§ **PROBLEM**: All of the data below is to be output without alteration.

§ **SUPPLIED ENTRIES**:
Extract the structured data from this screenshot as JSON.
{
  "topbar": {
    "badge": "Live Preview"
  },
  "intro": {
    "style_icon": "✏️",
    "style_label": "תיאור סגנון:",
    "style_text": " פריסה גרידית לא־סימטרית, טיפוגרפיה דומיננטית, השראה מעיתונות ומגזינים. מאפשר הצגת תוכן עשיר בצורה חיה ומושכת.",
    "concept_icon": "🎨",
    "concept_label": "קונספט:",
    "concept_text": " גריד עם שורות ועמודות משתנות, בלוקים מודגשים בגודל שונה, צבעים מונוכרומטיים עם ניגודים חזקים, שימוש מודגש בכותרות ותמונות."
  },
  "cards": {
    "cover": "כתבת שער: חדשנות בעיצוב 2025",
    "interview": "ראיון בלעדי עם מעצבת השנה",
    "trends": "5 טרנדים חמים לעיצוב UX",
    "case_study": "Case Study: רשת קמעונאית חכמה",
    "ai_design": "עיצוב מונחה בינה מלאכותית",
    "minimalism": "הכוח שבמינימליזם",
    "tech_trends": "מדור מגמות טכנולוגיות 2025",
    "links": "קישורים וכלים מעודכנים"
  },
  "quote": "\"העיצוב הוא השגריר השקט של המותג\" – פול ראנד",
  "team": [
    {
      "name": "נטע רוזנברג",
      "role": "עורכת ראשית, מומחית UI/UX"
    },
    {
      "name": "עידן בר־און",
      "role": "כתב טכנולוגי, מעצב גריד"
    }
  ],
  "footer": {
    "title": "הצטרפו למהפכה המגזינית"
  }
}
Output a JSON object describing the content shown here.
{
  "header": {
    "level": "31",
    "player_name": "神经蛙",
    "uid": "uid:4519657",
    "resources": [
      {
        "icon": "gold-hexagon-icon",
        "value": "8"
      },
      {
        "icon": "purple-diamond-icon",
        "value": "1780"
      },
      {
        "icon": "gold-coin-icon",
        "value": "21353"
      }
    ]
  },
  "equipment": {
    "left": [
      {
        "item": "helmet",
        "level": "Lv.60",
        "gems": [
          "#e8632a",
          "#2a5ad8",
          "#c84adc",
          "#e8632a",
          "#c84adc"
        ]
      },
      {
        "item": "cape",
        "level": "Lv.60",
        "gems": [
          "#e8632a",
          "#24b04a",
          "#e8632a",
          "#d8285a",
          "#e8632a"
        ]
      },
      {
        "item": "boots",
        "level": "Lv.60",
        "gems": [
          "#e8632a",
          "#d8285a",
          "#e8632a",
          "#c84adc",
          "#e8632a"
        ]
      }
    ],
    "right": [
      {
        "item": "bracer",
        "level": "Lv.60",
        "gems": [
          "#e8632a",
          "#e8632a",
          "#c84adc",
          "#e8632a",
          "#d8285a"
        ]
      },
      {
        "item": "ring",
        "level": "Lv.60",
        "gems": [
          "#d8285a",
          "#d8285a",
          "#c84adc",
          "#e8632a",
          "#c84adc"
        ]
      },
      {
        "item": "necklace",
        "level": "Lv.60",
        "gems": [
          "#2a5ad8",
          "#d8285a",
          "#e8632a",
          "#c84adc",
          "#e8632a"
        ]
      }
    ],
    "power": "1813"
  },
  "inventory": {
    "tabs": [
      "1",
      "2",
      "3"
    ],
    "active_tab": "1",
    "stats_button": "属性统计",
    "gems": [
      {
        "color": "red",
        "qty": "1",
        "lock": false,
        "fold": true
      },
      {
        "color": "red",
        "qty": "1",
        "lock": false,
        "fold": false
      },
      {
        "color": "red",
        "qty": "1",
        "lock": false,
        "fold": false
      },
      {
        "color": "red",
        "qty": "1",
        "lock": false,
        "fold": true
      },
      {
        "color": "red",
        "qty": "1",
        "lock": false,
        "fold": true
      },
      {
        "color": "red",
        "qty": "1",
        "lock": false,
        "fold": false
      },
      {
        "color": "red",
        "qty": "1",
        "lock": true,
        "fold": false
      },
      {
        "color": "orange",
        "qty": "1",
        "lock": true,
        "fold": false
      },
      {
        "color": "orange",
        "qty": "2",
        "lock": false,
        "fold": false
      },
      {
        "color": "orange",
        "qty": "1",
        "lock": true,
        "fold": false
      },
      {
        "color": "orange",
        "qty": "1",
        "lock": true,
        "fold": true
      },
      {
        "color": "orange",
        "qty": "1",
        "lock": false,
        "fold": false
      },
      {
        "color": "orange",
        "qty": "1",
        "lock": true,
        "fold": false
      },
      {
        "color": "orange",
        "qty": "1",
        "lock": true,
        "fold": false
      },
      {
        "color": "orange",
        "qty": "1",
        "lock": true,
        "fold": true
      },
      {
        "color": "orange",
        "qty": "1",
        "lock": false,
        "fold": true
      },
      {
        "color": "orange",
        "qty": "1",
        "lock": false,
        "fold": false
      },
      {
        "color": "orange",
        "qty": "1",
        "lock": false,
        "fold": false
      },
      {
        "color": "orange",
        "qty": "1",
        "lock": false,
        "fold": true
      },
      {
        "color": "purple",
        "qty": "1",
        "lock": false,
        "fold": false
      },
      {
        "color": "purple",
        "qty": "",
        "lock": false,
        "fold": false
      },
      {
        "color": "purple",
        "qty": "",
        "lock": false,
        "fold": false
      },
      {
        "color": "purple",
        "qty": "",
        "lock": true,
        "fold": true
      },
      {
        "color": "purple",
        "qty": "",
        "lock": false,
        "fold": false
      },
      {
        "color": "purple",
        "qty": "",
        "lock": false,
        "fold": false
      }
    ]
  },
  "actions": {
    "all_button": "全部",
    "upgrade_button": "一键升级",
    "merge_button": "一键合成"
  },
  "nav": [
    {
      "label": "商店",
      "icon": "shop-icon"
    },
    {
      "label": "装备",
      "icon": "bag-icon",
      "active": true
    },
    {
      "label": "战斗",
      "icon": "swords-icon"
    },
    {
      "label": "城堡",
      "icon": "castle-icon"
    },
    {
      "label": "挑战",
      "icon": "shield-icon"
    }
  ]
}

§ **EXERCISE OUTPUT**:
Extract the structured data from this screenshot as JSON.
{
  "topbar": {
    "badge": "Live Preview"
  },
  "intro": {
    "style_icon": "✏️",
    "style_label": "תיאור סגנון:",
    "style_text": " פריסה גרידית לא־סימטרית, טיפוגרפיה דומיננטית, השראה מעיתונות ומגזינים. מאפשר הצגת תוכן עשיר בצורה חיה ומושכת.",
    "concept_icon": "🎨",
    "concept_label": "קונספט:",
    "concept_text": " גריד עם שורות ועמודות משתנות, בלוקים מודגשים בגודל שונה, צבעים מונוכרומטיים עם ניגודים חזקים, שימוש מודגש בכותרות ותמונות."
  },
  "cards": {
    "cover": "כתבת שער: חדשנות בעיצוב 2025",
    "interview": "ראיון בלעדי עם מעצבת השנה",
    "trends": "5 טרנדים חמים לעיצוב UX",
    "case_study": "Case Study: רשת קמעונאית חכמה",
    "ai_design": "עיצוב מונחה בינה מלאכותית",
    "minimalism": "הכוח שבמינימליזם",
    "tech_trends": "מדור מגמות טכנולוגיות 2025",
    "links": "קישורים וכלים מעודכנים"
  },
  "quote": "\"העיצוב הוא השגריר השקט של המותג\" – פול ראנד",
  "team": [
    {
      "name": "נטע רוזנברג",
      "role": "עורכת ראשית, מומחית UI/UX"
    },
    {
      "name": "עידן בר־און",
      "role": "כתב טכנולוגי, מעצב גריד"
    }
  ],
  "footer": {
    "title": "הצטרפו למהפכה המגזינית"
  }
}
Output a JSON object describing the content shown here.
{
  "header": {
    "level": "31",
    "player_name": "神经蛙",
    "uid": "uid:4519657",
    "resources": [
      {
        "icon": "gold-hexagon-icon",
        "value": "8"
      },
      {
        "icon": "purple-diamond-icon",
        "value": "1780"
      },
      {
        "icon": "gold-coin-icon",
        "value": "21353"
      }
    ]
  },
  "equipment": {
    "left": [
      {
        "item": "helmet",
        "level": "Lv.60",
        "gems": [
          "#e8632a",
          "#2a5ad8",
          "#c84adc",
          "#e8632a",
          "#c84adc"
        ]
      },
      {
        "item": "cape",
        "level": "Lv.60",
        "gems": [
          "#e8632a",
          "#24b04a",
          "#e8632a",
          "#d8285a",
          "#e8632a"
        ]
      },
      {
        "item": "boots",
        "level": "Lv.60",
        "gems": [
          "#e8632a",
          "#d8285a",
          "#e8632a",
          "#c84adc",
          "#e8632a"
        ]
      }
    ],
    "right": [
      {
        "item": "bracer",
        "level": "Lv.60",
        "gems": [
          "#e8632a",
          "#e8632a",
          "#c84adc",
          "#e8632a",
          "#d8285a"
        ]
      },
      {
        "item": "ring",
        "level": "Lv.60",
        "gems": [
          "#d8285a",
          "#d8285a",
          "#c84adc",
          "#e8632a",
          "#c84adc"
        ]
      },
      {
        "item": "necklace",
        "level": "Lv.60",
        "gems": [
          "#2a5ad8",
          "#d8285a",
          "#e8632a",
          "#c84adc",
          "#e8632a"
        ]
      }
    ],
    "power": "1813"
  },
  "inventory": {
    "tabs": [
      "1",
      "2",
      "3"
    ],
    "active_tab": "1",
    "stats_button": "属性统计",
    "gems": [
      {
        "color": "red",
        "qty": "1",
        "lock": false,
        "fold": true
      },
      {
        "color": "red",
        "qty": "1",
        "lock": false,
        "fold": false
      },
      {
        "color": "red",
        "qty": "1",
        "lock": false,
        "fold": false
      },
      {
        "color": "red",
        "qty": "1",
        "lock": false,
        "fold": true
      },
      {
        "color": "red",
        "qty": "1",
        "lock": false,
        "fold": true
      },
      {
        "color": "red",
        "qty": "1",
        "lock": false,
        "fold": false
      },
      {
        "color": "red",
        "qty": "1",
        "lock": true,
        "fold": false
      },
      {
        "color": "orange",
        "qty": "1",
        "lock": true,
        "fold": false
      },
      {
        "color": "orange",
        "qty": "2",
        "lock": false,
        "fold": false
      },
      {
        "color": "orange",
        "qty": "1",
        "lock": true,
        "fold": false
      },
      {
        "color": "orange",
        "qty": "1",
        "lock": true,
        "fold": true
      },
      {
        "color": "orange",
        "qty": "1",
        "lock": false,
        "fold": false
      },
      {
        "color": "orange",
        "qty": "1",
        "lock": true,
        "fold": false
      },
      {
        "color": "orange",
        "qty": "1",
        "lock": true,
        "fold": false
      },
      {
        "color": "orange",
        "qty": "1",
        "lock": true,
        "fold": true
      },
      {
        "color": "orange",
        "qty": "1",
        "lock": false,
        "fold": true
      },
      {
        "color": "orange",
        "qty": "1",
        "lock": false,
        "fold": false
      },
      {
        "color": "orange",
        "qty": "1",
        "lock": false,
        "fold": false
      },
      {
        "color": "orange",
        "qty": "1",
        "lock": false,
        "fold": true
      },
      {
        "color": "purple",
        "qty": "1",
        "lock": false,
        "fold": false
      },
      {
        "color": "purple",
        "qty": "",
        "lock": false,
        "fold": false
      },
      {
        "color": "purple",
        "qty": "",
        "lock": false,
        "fold": false
      },
      {
        "color": "purple",
        "qty": "",
        "lock": true,
        "fold": true
      },
      {
        "color": "purple",
        "qty": "",
        "lock": false,
        "fold": false
      },
      {
        "color": "purple",
        "qty": "",
        "lock": false,
        "fold": false
      }
    ]
  },
  "actions": {
    "all_button": "全部",
    "upgrade_button": "一键升级",
    "merge_button": "一键合成"
  },
  "nav": [
    {
      "label": "商店",
      "icon": "shop-icon"
    },
    {
      "label": "装备",
      "icon": "bag-icon",
      "active": true
    },
    {
      "label": "战斗",
      "icon": "swords-icon"
    },
    {
      "label": "城堡",
      "icon": "castle-icon"
    },
    {
      "label": "挑战",
      "icon": "shield-icon"
    }
  ]
}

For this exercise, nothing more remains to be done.